I’ve written a number of book chapters, peer-reviewed papers, and I’ve co-edited a freely available book entitled Enab Baladi: Citizen Chronicles of the Syrian Uprising co-published by Amnesty UK and Bosforos Libros.

Longer bio below.

Social media: I am no longer active on social media because I have concluded that the corporate takeover of Web 2.0 is destroying everything I hold dear about the internet. For that reason: I am progressively moving all my activities on the Fediverse, and I occasionally post on Mastodon.

My formerly-hyperactive Twitter account is still up for archival purposes, and I occasionally post on the podcast’s Twitter account. I’m also on Instagram but I rarely visit that site.

Reaching out: the easiest way to reach out to me is through email at j.ayoub26@gmail.com. The next step usually is to exchange Signal/Whatsapp numbers and we can chat there (I prefer Signal, and I donate to them, and you should too.)

Longer (and probably more boring) story:

I’m of Lebanese, Argentinian, Palestinian and Italian heritage, and a citizen of the former two countries. More importantly, I’ve inherited the experience of multiple generations of people who were displaced for one reason or another, either persecution or economic hardships, or both. This has naturally influenced my own experience, for better or worse, of being a migrant in Europe.

Up until 2010, I had a relatively uneventful life. I did witness momentous events in Lebanese history, such as the 2005 uprising against the Syrian regime’s presence, the 2006 Israeli-Hezbollah war and the 2008 ‘Beirut conflict’, but I don’t remember ever truly understanding these were about. At the end of 2010, I started my Bachelor of Science at the American University of Beirut (AUB) in Environmental Health. This would go on until 2013, during which time my world opened significantly. It’s when I really realized that my exposure to the world had until then been fairly limited. At AUB I met Palestinians and Syrians as well as Lebanese of all backgrounds in a way that was simply not possible where I grew up. This, in retrospect, would be the beginning of a more active life.

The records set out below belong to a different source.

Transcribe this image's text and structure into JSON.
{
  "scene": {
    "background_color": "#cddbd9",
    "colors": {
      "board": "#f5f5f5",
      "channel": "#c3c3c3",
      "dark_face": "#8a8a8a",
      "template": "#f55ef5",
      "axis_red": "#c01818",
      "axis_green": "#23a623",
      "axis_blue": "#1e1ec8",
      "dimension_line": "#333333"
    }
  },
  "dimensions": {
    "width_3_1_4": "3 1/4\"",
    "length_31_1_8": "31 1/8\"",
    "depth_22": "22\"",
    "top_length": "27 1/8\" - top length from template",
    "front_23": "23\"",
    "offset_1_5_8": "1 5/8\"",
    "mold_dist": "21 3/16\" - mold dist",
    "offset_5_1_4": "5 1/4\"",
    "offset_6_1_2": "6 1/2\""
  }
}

Around that time I also started a blog called Hummus For Thought. For a few years, it got a sizeable audience and with that came a level of media attention that I didn’t quite know how to handle (spoiler alert: I was autistic all along and had no idea). I primarily blogged about Lebanon’s racist Kafala system, which is a form of slavery, LGBTQ rights, women’s rights and broadly anti-sectarian politics. I was involved in a group called ‘the Youth Movement’ which took part in the 2010 Laique Pride movement advocating for secularism in Lebanon.

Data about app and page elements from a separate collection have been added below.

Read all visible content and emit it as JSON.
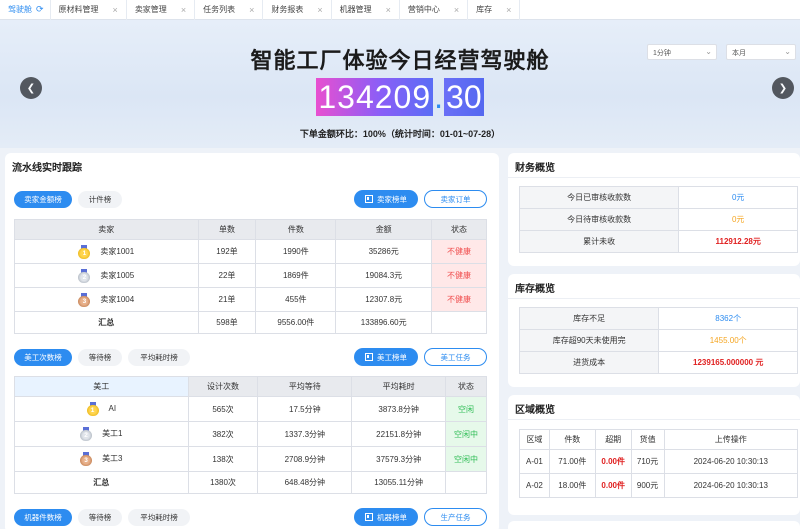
{
  "tabs": [
    {
      "label": "驾驶舱",
      "icon": "refresh-icon",
      "active": true
    },
    {
      "label": "原材料管理"
    },
    {
      "label": "卖家管理"
    },
    {
      "label": "任务列表"
    },
    {
      "label": "财务报表"
    },
    {
      "label": "机器管理"
    },
    {
      "label": "营销中心"
    },
    {
      "label": "库存"
    }
  ],
  "banner": {
    "title": "智能工厂体验今日经营驾驶舱",
    "interval_select": "1分钟",
    "period_select": "本月",
    "amount_int": "134209",
    "amount_dec": "30",
    "ratio_text": "下单金额环比：100%（统计时间：01-01~07-28）"
  },
  "pipeline": {
    "title": "流水线实时跟踪",
    "seller_section": {
      "toggles": [
        "卖家金额榜",
        "计件榜"
      ],
      "rank_button": "卖家榜单",
      "order_button": "卖家订单",
      "headers": [
        "卖家",
        "单数",
        "件数",
        "金额",
        "状态"
      ],
      "rows": [
        {
          "rank": "1",
          "name": "卖家1001",
          "orders": "192单",
          "pieces": "1990件",
          "amount": "35286元",
          "status": "不健康"
        },
        {
          "rank": "2",
          "name": "卖家1005",
          "orders": "22单",
          "pieces": "1869件",
          "amount": "19084.3元",
          "status": "不健康"
        },
        {
          "rank": "3",
          "name": "卖家1004",
          "orders": "21单",
          "pieces": "455件",
          "amount": "12307.8元",
          "status": "不健康"
        }
      ],
      "total": {
        "label": "汇总",
        "orders": "598单",
        "pieces": "9556.00件",
        "amount": "133896.60元"
      }
    },
    "designer_section": {
      "toggles": [
        "美工次数榜",
        "等待榜",
        "平均耗时榜"
      ],
      "rank_button": "美工榜单",
      "task_button": "美工任务",
      "headers": [
        "美工",
        "设计次数",
        "平均等待",
        "平均耗时",
        "状态"
      ],
      "rows": [
        {
          "rank": "1",
          "name": "AI",
          "count": "565次",
          "wait": "17.5分钟",
          "time": "3873.8分钟",
          "status": "空闲"
        },
        {
          "rank": "2",
          "name": "美工1",
          "count": "382次",
          "wait": "1337.3分钟",
          "time": "22151.8分钟",
          "status": "空闲中"
        },
        {
          "rank": "3",
          "name": "美工3",
          "count": "138次",
          "wait": "2708.9分钟",
          "time": "37579.3分钟",
          "status": "空闲中"
        }
      ],
      "total": {
        "label": "汇总",
        "count": "1380次",
        "wait": "648.48分钟",
        "time": "13055.11分钟"
      }
    },
    "machine_section": {
      "toggles": [
        "机器件数榜",
        "等待榜",
        "平均耗时榜"
      ],
      "rank_button": "机器榜单",
      "task_button": "生产任务"
    }
  },
  "finance": {
    "title": "财务概览",
    "rows": [
      {
        "label": "今日已审核收款数",
        "value": "0元",
        "color": "#2d8cf0"
      },
      {
        "label": "今日待审核收款数",
        "value": "0元",
        "color": "#f5a623"
      },
      {
        "label": "累计未收",
        "value": "112912.28元",
        "color": "#e02020"
      }
    ]
  },
  "inventory": {
    "title": "库存概览",
    "rows": [
      {
        "label": "库存不足",
        "value": "8362个",
        "color": "#2d8cf0"
      },
      {
        "label": "库存超90天未使用完",
        "value": "1455.00个",
        "color": "#f5a623"
      },
      {
        "label": "进货成本",
        "value": "1239165.000000 元",
        "color": "#e02020"
      }
    ]
  },
  "region": {
    "title": "区域概览",
    "headers": [
      "区域",
      "件数",
      "超期",
      "货值",
      "上传操作"
    ],
    "rows": [
      {
        "area": "A-01",
        "count": "71.00件",
        "overdue": "0.00件",
        "value": "710元",
        "upload": "2024-06-20 10:30:13"
      },
      {
        "area": "A-02",
        "count": "18.00件",
        "overdue": "0.00件",
        "value": "900元",
        "upload": "2024-06-20 10:30:13"
      }
    ]
  }
}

So 2010 to 2013 were what you might call ‘formative years’. By 2015 I was very active in a number of initiatives and protest movements. In the summer of 2015, I helped organise what was then the biggest independent protest movement in recent Lebanese memory, the ‘You Stink’ movement. I mostly helped out as a media liaison officer (as I learned later) and, separately, helped with Global Voices’ coverage of the protests. You’d note that I’m calling it a movement rather than an uprising, although it was technically that too. This is to differentiate it from what happened in October of 2019, but that’s for later.

Although I helped organise that movement, I also had to leave while its momentum was still going. That’s when I moved to London where I received my MA in Cultural Studies (with distinction, thank you very much) a year later in 2016. That single year at SOAS, University of London was probably the most active few months I had experienced thus far. I was involved with the SOAS Palestine Society as well as the SOAS Syria Society. I also supported the SOAS Kurdish society, but I wasn’t very active.

My Master’s thesis was on the politics of language and the case study I used was Hebrew and Yiddish in pre-WWII and contemporary Jewish political thought. This is the bit where I mention that I am obsessed with languages, which is why I undertook that study. I also did it because, as a Lebanese-Palestinian who grew up in Lebanon, studying the politics of Hebrew and Yiddish wasn’t exactly a common thing. My uncle said I was just being provocative, and I guess he was right since he seemed very provoked.

to be continued (still writing)